> **THE DATA**:
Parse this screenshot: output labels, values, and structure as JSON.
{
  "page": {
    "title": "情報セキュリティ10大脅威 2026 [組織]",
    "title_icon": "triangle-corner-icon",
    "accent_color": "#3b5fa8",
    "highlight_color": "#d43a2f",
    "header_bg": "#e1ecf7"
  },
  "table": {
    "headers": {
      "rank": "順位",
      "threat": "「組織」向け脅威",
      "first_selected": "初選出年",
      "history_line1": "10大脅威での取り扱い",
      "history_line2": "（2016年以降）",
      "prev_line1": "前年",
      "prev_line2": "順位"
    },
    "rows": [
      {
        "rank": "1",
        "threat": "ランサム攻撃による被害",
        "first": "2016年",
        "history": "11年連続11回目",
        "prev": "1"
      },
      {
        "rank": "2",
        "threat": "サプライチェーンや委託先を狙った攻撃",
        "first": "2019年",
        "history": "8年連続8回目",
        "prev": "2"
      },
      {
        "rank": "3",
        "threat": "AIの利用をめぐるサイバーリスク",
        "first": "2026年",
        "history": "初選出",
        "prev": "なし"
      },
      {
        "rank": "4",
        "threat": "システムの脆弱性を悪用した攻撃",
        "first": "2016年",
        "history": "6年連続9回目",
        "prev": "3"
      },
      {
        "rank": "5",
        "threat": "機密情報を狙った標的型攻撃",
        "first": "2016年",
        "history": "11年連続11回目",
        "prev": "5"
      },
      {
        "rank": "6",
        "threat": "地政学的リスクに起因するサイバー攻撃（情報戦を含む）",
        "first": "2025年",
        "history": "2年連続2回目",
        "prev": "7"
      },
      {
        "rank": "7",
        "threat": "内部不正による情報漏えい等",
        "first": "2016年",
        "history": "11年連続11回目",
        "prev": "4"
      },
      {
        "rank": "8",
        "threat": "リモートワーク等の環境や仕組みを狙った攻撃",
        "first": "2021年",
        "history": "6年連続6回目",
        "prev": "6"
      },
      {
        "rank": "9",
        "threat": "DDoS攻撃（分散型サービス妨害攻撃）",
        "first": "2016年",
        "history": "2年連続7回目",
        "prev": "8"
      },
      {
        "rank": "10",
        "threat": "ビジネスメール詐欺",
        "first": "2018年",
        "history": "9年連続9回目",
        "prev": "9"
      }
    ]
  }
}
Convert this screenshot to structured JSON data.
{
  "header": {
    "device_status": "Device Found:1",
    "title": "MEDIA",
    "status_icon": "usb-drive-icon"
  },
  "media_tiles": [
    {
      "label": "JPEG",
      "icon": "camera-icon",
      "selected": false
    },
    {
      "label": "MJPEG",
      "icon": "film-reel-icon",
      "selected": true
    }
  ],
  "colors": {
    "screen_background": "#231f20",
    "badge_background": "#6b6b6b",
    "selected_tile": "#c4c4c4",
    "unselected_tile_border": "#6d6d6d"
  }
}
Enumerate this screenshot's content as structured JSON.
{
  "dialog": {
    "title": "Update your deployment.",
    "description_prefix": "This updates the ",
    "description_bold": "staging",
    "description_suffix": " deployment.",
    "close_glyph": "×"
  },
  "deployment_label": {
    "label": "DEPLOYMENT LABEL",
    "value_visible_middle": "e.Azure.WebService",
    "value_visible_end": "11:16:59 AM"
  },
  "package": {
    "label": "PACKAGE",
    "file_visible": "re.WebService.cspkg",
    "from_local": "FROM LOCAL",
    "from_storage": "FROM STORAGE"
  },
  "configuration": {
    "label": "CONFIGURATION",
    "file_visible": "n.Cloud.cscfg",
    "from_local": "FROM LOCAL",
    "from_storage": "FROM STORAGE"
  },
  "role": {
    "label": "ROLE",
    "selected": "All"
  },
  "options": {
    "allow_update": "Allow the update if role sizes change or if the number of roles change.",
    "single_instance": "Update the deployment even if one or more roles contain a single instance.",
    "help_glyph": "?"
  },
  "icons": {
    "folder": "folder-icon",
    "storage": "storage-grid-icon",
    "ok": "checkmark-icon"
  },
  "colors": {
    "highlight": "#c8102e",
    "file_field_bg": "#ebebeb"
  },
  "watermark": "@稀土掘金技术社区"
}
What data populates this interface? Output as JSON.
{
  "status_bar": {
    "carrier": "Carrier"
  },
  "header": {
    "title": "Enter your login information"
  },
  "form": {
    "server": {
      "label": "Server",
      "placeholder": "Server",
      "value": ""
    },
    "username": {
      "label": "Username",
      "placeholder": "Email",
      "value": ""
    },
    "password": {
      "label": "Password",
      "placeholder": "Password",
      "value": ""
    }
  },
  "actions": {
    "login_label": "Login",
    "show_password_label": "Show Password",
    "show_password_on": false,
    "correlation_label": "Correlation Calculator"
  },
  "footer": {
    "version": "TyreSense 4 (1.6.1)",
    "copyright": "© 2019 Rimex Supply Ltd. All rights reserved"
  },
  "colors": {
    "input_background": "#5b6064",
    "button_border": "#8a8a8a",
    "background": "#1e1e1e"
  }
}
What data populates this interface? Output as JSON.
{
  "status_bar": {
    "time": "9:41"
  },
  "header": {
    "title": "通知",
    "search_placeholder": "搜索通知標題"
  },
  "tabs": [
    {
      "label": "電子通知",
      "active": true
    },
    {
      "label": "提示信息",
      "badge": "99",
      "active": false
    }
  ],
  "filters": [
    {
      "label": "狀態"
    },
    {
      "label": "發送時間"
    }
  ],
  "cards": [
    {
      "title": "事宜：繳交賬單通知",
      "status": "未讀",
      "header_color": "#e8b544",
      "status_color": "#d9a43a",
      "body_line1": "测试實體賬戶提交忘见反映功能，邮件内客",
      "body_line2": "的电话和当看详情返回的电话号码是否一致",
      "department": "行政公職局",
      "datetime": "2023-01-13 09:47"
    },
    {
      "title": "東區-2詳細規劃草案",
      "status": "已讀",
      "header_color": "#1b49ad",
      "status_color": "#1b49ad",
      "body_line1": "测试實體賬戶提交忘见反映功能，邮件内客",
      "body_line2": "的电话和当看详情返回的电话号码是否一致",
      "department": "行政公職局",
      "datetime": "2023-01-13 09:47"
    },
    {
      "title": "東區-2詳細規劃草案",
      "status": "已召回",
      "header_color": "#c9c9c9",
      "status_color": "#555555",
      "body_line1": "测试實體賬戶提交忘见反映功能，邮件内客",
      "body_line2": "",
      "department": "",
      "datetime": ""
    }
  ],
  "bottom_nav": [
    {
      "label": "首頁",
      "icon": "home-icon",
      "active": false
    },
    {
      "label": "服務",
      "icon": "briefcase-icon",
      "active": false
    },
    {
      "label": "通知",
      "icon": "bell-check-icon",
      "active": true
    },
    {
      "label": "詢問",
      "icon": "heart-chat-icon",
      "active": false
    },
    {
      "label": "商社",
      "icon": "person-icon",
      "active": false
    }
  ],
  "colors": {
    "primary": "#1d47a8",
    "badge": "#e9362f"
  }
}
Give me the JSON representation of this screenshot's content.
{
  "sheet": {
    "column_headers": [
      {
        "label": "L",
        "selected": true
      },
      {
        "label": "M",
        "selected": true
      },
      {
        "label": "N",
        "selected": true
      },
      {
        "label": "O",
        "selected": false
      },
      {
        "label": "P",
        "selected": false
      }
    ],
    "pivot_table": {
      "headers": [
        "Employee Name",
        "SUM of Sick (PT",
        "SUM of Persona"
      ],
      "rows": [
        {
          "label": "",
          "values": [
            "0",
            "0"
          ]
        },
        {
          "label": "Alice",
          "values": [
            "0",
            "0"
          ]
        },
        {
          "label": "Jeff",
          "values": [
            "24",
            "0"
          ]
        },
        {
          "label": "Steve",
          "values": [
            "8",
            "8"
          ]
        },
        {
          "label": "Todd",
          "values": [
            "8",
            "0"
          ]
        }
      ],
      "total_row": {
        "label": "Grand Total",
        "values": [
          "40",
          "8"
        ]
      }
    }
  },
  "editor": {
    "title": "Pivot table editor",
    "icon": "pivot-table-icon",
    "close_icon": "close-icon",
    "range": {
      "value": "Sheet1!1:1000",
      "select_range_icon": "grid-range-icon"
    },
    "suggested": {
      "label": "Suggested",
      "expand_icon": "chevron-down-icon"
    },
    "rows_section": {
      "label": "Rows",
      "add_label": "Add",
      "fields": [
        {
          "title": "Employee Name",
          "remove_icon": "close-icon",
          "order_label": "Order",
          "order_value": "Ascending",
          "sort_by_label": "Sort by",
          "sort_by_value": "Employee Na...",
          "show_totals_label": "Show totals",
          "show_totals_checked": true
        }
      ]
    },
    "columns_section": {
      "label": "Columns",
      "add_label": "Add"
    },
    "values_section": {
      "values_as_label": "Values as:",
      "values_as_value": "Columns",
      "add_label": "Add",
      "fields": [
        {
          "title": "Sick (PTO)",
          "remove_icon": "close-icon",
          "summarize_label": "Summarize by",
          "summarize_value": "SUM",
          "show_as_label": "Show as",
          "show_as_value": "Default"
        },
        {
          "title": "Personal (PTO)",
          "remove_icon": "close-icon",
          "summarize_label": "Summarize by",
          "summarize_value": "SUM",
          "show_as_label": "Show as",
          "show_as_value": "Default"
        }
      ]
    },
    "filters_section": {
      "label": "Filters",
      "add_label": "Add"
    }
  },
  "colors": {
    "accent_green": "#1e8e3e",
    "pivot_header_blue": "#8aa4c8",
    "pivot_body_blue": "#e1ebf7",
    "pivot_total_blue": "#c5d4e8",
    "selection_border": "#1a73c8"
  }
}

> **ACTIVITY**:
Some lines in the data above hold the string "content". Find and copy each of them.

> **FINISHED TASK**:
Enumerate this screenshot's content as structured JSON.
Give me the JSON representation of this screenshot's content.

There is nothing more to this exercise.